While online and e-Service portals for government services are a welcome offering during a pandemic (and for general convenience), the City of Cape Town…
Last year African tech startups racked in over $6-million in winnings from startup competitions and challenges.
Entering startup competitions, prizes and challenges can not only net funding for your startup, but is also a great way to get publicity for your firm and importantly, in some instances, to collaborate with corporates and non-governmental organisations.
Here then are six challenges that African entrepreneurs can enter in the first quarter of 2020.
This UNDP initiative seeks to accelerate progress on the UN’s Sustainable Development Goal 14 — Conservation and Sustainable use of oceans, seas and marine resources.
The initiative does this by identifying, financing, advising and mentoring of truly innovative, entrepreneurial and creative approaches to ocean and coastal restoration and protection that sustains livelihoods and advances the “blue economy”.
The first challenge opened last Wednesday (8 January). Concepts that pass an initial review and that meet the challenge’s criteria will be invited to submit full proposals for further internal and external review and consideration.
Grants range from $50 000 to $250,000 and project time frames run from one to two years. Project proposals must be implemented in and benefit stakeholders in developing countries. In addition, all proposals should include a special focus on ensuring gender equity, livelihoods of the poor and poverty eradication.
Do you have solutions for sustainable cities, especially ones that can help feed cities, facilitate access to essential services, provide better transport connections for cities or that entail finance?
This challenge will select 1000 African entrepreneurs to travel to Bordeaux, France for the 28th edition of the Africa-France Summit which will take place between 4 and 6 June.
At the summit, the 1000 will present their solutions at the Cité des Solutions, an exhibition dedicated to projects and solutions for the city and sustainable territories.
Applications close on 31 January.
Found a solution for sustainable and inclusive food systems?
The TFF Challenge is an annual collaborative prize competition that seeks to create successful responsible food and agriculture startups around the world.
The challenge seeks locally-relevant solutions that address a wide range of challenges across the food value chain, from production to distribution through to consumption and waste.
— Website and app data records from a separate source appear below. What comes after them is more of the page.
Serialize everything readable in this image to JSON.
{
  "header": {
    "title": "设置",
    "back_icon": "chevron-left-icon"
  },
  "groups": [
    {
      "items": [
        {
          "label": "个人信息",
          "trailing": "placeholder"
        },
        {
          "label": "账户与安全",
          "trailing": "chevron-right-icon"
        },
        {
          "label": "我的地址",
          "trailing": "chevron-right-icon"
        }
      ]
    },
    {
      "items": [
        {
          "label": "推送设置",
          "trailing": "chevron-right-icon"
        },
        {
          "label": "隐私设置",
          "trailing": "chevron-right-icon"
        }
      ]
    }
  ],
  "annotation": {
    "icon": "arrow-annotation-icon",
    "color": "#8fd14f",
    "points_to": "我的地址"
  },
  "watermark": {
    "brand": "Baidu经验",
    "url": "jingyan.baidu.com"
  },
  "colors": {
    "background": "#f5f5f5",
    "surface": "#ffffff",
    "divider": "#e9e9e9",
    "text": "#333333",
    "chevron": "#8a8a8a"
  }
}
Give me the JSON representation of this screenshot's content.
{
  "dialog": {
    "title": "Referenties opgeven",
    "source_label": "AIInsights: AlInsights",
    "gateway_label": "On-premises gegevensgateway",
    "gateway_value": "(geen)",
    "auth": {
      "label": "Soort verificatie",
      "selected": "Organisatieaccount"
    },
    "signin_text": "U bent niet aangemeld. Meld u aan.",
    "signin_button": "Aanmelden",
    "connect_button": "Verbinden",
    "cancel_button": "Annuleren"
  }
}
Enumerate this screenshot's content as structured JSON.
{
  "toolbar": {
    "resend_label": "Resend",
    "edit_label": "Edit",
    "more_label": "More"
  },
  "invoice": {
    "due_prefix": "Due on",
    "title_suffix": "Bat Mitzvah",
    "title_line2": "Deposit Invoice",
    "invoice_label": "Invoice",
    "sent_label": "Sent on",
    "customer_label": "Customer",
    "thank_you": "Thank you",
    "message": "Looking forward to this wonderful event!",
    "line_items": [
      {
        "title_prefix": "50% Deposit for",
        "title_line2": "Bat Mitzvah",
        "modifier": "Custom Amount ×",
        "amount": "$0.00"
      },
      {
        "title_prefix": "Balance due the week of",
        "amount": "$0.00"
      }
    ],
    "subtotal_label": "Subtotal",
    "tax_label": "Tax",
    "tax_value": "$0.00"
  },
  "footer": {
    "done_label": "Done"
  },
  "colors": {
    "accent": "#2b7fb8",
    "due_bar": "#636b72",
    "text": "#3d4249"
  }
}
To pitch, interested innovators must sign up by next Friday (24 January).
The grand prize winner will receive a $10 000 grant meant solely for the purpose of their project. This, while the runner up will receive $7500. In addition, the challenge also includes other monetary prizes.
Organised across four categories — Entrepreneur Europe, Intrapreneur Europe, Entrepreneur Africa and Intrapreneur Africa — the Margaret 2020 Awards aim to highlight women entrepreneurs and intrapreneurs carrying digital projects responding to major societal challenges.
The awards’ four winners will benefit from the La Journée de la Femme Digitale (JFD), financial and development support and other services with a value equivalent to €1-million.
The Entrepreneur Africa category is open to startups founded or co-founded by a woman that have been operating for less than five years.
Applications opened on 2 January and will close on 2 February.
Think you have a solution that could significantly increase access to affordable and reliable high-speed internet in under-served areas in Africa?
Through the challenge, Africa50 aims to find workable solutions to last mile internet connectivity in Africa.
Applications for the challenge close on 31 January, with submissions set to be assessed between February and March. Thereafter, finalists will present their solutions at the Transform Africa Summit, with winners set to be presented at AfricaCom 2020.
Africa50 said in a statement on LinkedIn last month that it provides project development funding of between $2-million and $10-million.
In addition to cash prizes and potential project development funding, participants stand to benefit from access to investor connections. Participants will also be integrated into Africa50’s pipeline of bankable projects (see this story).
Successful applicants will also be provided with technical support to improve their project’s investment readiness.
They will also get the opportunity to scale their solution to Africa50’s 27 shareholder countries.
Has your startup developed an innovative solution in the areas of food production, transformation and logistics, as well as consumption?
The FAMAE Challenge Food for Good is aimed at individuals, startups and organisations that have developed an innovative and concrete solution from field to fork to deliver fair, sustainable and healthy food.
A total of €2-million in prize money will be awarded to one or more projects, with at least €15 000 per category.
Applications for the challenge close on 14 February.
Featured image: AgroCenta CEO and co-founder Francis Obirikorang accepting the startup’s award at the 2018 Seedstars Summit (Supplied)